Seminar: India’s Centralized Federalism and Transformative Constitutionalism
Anuj Bhuwania (Jindal Global Law School)
A neglected aspect of the literature on Transformative Constitutionalism is its intersection with the question of vertical separation of powers. In this paper, Indian constitution’s centralized federalism is viewed in light of its avowed aspiration towards socio-economic transformation. It argues that the focus on a ‘social revolution’ in its constitutional design was directly responsible for its choice of a strong centre in India’s constitution. The ideals of planning and state-led socio-economic transformation were seen as inimical to any significant sharing of sovereignty that would dilute this project, even at the cost of partition.

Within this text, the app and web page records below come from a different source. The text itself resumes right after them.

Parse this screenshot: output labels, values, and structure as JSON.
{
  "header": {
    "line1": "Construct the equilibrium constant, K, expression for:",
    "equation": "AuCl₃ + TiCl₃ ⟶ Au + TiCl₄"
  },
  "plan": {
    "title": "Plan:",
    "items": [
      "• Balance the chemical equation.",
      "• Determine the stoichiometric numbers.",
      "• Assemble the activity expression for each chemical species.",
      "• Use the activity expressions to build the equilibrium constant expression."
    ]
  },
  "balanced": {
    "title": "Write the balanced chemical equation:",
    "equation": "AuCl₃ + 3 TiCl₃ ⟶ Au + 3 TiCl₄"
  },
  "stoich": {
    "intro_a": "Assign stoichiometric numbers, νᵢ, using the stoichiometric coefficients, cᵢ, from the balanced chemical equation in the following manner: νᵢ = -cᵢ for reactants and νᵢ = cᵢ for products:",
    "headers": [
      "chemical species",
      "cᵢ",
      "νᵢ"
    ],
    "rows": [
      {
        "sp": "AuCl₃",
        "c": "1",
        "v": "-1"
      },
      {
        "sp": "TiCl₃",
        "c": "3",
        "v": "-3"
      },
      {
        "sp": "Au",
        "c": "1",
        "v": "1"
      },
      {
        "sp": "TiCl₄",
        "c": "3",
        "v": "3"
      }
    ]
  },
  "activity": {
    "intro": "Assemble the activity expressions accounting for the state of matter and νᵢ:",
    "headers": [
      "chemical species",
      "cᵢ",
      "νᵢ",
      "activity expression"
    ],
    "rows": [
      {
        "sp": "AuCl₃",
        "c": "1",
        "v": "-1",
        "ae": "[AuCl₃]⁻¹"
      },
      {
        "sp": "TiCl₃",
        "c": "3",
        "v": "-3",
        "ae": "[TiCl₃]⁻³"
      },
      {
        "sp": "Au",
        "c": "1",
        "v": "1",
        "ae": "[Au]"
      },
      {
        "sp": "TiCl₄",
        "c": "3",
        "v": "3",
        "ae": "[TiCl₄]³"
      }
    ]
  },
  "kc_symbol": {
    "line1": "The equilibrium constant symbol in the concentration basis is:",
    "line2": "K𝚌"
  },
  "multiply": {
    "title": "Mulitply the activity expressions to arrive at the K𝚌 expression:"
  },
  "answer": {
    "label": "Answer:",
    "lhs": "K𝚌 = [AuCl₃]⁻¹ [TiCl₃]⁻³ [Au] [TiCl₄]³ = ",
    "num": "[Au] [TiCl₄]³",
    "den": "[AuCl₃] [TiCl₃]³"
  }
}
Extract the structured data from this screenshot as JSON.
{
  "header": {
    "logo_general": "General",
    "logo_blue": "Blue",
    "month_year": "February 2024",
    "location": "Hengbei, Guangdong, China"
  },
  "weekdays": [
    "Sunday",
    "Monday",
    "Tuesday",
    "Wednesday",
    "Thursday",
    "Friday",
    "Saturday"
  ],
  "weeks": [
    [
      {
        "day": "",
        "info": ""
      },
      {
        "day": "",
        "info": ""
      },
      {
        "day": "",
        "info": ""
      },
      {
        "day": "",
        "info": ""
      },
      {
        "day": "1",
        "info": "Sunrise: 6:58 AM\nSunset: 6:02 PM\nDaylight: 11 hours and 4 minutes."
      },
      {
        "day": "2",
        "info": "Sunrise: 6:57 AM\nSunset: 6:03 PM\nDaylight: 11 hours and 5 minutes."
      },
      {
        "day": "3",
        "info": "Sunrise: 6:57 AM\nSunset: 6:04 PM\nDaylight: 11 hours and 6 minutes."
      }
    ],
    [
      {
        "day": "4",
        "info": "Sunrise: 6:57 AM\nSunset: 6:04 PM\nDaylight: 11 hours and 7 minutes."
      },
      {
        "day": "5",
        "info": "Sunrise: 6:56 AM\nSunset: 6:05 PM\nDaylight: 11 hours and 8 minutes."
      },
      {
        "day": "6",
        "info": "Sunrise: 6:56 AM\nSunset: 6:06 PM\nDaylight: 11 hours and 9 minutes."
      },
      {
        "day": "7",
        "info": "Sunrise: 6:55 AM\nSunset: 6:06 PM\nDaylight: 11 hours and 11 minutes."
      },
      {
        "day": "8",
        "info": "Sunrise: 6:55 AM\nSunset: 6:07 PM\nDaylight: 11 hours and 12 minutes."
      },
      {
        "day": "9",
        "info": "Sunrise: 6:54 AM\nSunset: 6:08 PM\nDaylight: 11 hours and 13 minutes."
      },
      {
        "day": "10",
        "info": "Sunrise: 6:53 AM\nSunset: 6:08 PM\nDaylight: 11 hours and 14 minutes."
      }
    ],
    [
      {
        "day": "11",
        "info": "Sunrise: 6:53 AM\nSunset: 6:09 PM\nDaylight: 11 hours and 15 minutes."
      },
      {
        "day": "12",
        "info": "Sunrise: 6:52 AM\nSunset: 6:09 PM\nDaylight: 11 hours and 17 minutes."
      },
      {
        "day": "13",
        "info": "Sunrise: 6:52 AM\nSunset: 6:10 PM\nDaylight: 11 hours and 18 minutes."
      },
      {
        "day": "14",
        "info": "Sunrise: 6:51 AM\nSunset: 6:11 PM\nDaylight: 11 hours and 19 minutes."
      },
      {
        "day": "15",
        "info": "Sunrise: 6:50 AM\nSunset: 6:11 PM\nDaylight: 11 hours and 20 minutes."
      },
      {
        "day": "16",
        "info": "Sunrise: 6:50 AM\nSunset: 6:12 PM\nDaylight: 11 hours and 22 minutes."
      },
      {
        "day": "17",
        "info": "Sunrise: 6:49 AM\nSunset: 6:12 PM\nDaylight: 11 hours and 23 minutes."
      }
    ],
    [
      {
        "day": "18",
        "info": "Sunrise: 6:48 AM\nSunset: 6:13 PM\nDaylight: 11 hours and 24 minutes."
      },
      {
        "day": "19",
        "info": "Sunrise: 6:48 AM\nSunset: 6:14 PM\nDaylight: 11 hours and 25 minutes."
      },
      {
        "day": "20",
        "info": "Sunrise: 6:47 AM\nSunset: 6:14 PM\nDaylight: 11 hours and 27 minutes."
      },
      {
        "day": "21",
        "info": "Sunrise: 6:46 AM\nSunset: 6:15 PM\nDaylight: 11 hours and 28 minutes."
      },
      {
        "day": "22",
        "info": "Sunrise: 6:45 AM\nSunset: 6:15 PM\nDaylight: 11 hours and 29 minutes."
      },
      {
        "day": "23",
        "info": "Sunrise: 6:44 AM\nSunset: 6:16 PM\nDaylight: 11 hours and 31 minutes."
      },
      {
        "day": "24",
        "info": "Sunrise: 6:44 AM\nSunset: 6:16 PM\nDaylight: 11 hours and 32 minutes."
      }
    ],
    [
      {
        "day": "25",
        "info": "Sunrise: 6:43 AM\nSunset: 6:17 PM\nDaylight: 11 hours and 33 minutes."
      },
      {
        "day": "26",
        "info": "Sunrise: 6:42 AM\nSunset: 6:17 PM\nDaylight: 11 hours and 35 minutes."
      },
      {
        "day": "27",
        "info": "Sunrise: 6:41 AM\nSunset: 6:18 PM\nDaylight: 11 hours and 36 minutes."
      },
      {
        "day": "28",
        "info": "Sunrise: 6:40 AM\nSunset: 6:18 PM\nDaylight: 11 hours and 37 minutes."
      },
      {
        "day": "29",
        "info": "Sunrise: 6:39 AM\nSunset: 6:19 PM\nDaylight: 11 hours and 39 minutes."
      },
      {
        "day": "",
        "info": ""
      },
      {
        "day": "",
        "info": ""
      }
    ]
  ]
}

The paper argues for the need to restore the centrality of the federal question in understanding the process of Indian constitutional design.
Anuj Bhuwania is currently the Smuts Visiting Research Fellow in Commonwealth Studies at Clare Hall in the University of Cambridge. He is a Professor at the Jindal Global Law School in India, and has previously held teaching positions at South Asian University in New Delhi and at Ambedkar University Delhi. He is the author of ‘Courting the People: Public Interest Litigation in Post-Emergency India’ (Cambridge University Press 2017).
Yasser Kureshi is The John and Daria Barry Post Doctoral Fellow in Constitutional Law or Constitutional Theory, Oxford.